Honey has been an antidote to allergies throughout history. Local honey — in its raw state — should contain a small amount of pollen picked up by wild bees from your area. By introducing it to your body over time, your immune system may build up a tolerance to pollen. Honey is also a great source of immune-supportive minerals and enzymes.

A 2013 study found that eating honey helped people with birch pollen allergies. However, these results haven’t been replicated in other research. But honey does have anti-inflammatory properties, so you can add it to tea, coffee, smoothies, oatmeal, and baked goods.

Spring allergies treatment: over-the-counter and prescription medications

If your allergies feel overwhelming, medication may help you find relief.

There are many over-the-counter (OTC) allergy medications that dampen your immune response to allergens and provide symptomatic relief. If OTC drugs don't provide enough relief, your doctor or allergist can offer you prescription medication. A treatment plan using one or a combination of medicines can improve your quality of life, especially when taken just before allergy season starts.

Some of the most common medications used in spring allergies treatment are:

  • Antihistamines. They are some of the most common allergy medications available OTC and on a prescription. Antihistamines block the production of the inflammatory histamine to stop sneezing, itchy eyes, and a runny nose. They're available in tablet, nasal spray, and eye drop form. Ideally, ask your pharmacist for a non-sedating antihistamine.
  • Decongestants. Nasal decongestants can help you breathe more easily by shrinking blood vessels in your nose and clearing congestion. They're fast-acting and typically come as a pill or nasal spray. But avoid using them for longer than 7 days.
  • Nasal corticosteroids. Corticosteroids suppress your hyperactive immune response to relieve inflammation in your nasal passages, helping you breathe.
  • Eye drops. These may help you focus by relieving red, watery, and itchy eyes.
If lifestyle changes and medication don't work for you, another treatment option is immunotherapy. 

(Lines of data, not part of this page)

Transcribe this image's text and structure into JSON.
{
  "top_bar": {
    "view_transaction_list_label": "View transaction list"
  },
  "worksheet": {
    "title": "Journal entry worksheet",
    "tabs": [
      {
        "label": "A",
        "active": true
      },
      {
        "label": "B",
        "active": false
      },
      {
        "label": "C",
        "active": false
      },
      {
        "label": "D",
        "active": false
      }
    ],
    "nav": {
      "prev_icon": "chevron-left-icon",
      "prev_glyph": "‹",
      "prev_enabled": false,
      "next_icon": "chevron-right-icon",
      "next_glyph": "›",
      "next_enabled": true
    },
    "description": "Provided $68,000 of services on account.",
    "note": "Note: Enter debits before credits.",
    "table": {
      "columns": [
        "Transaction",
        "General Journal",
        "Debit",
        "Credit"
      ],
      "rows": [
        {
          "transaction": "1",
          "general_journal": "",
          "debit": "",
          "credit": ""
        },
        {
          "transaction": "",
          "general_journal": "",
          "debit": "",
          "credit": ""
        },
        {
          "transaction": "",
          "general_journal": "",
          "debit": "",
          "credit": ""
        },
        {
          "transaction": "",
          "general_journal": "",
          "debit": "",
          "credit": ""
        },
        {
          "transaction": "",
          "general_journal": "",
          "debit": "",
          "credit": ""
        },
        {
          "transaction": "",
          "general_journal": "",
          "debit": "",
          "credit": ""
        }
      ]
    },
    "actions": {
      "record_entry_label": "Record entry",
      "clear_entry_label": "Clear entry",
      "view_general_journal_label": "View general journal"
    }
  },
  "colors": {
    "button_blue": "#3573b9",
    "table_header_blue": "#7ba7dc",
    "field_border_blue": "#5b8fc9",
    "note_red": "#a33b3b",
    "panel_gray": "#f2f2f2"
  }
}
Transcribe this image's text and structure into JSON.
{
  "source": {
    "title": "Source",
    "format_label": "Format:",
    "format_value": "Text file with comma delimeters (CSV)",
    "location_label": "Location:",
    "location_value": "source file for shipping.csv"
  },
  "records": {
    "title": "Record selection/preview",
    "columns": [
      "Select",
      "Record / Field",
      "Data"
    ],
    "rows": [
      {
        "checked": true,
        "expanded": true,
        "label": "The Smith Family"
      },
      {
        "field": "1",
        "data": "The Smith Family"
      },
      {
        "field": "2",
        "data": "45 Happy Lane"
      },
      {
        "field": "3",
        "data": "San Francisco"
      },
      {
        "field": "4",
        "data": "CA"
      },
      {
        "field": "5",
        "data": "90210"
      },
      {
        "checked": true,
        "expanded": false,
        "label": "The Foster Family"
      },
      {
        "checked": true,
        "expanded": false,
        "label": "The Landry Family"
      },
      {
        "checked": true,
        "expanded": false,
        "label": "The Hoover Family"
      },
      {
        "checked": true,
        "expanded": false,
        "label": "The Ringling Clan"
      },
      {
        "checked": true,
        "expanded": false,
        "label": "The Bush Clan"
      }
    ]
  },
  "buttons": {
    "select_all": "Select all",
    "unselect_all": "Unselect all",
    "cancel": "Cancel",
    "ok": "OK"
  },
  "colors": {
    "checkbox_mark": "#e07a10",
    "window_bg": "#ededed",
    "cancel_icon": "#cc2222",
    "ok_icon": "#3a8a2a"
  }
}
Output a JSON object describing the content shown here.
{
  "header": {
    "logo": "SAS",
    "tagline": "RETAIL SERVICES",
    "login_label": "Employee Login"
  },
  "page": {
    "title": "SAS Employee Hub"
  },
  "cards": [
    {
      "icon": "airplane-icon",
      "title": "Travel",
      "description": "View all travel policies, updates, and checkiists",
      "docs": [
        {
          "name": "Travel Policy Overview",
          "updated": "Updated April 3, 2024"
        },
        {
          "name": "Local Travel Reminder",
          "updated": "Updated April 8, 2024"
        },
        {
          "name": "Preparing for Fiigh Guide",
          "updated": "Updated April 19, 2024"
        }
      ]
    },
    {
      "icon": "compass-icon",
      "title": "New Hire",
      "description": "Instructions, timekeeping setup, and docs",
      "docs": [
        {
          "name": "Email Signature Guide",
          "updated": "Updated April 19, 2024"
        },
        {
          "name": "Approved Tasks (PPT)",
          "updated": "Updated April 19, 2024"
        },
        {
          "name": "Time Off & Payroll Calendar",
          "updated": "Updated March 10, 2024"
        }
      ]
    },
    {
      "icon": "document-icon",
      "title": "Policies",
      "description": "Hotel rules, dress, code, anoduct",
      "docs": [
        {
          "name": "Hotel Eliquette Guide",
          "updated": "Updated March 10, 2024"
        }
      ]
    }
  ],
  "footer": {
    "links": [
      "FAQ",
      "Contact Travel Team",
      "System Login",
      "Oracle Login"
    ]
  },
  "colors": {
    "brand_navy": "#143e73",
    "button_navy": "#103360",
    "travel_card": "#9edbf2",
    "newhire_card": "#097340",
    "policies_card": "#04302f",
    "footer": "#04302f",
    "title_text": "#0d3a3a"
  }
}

This is a long-term treatment administered by a doctor. It works by introducing a tiny amount of an allergen to your system — via an injection or liquid — and building the dose up over time to desensitize your immune system. Your immune system builds up a tolerance to the allergen and, eventually, stops overreacting. Unfortunately, it may take months or years to see results.

Keep in mind that both OTC and prescription medications may cause rebound allergy symptoms and other side effects when used long-term. So, always discuss this with your doctor before deciding if it's right for you.

Final thoughts

With global warming on the rise, you may feel like your spring allergies get more severe and last longer each year.

Luckily, this doesn't have to be your fate forever. With our spring allergy tips, you now know how to get allergies under control so you can enjoy the warmer spring weather with no problem.

Take note: Please speak to your doctor before starting a new supplement or medication. Contact your allergist if your allergy symptoms persist or worsen despite trying lifestyle changes and medication.

March 17, 2023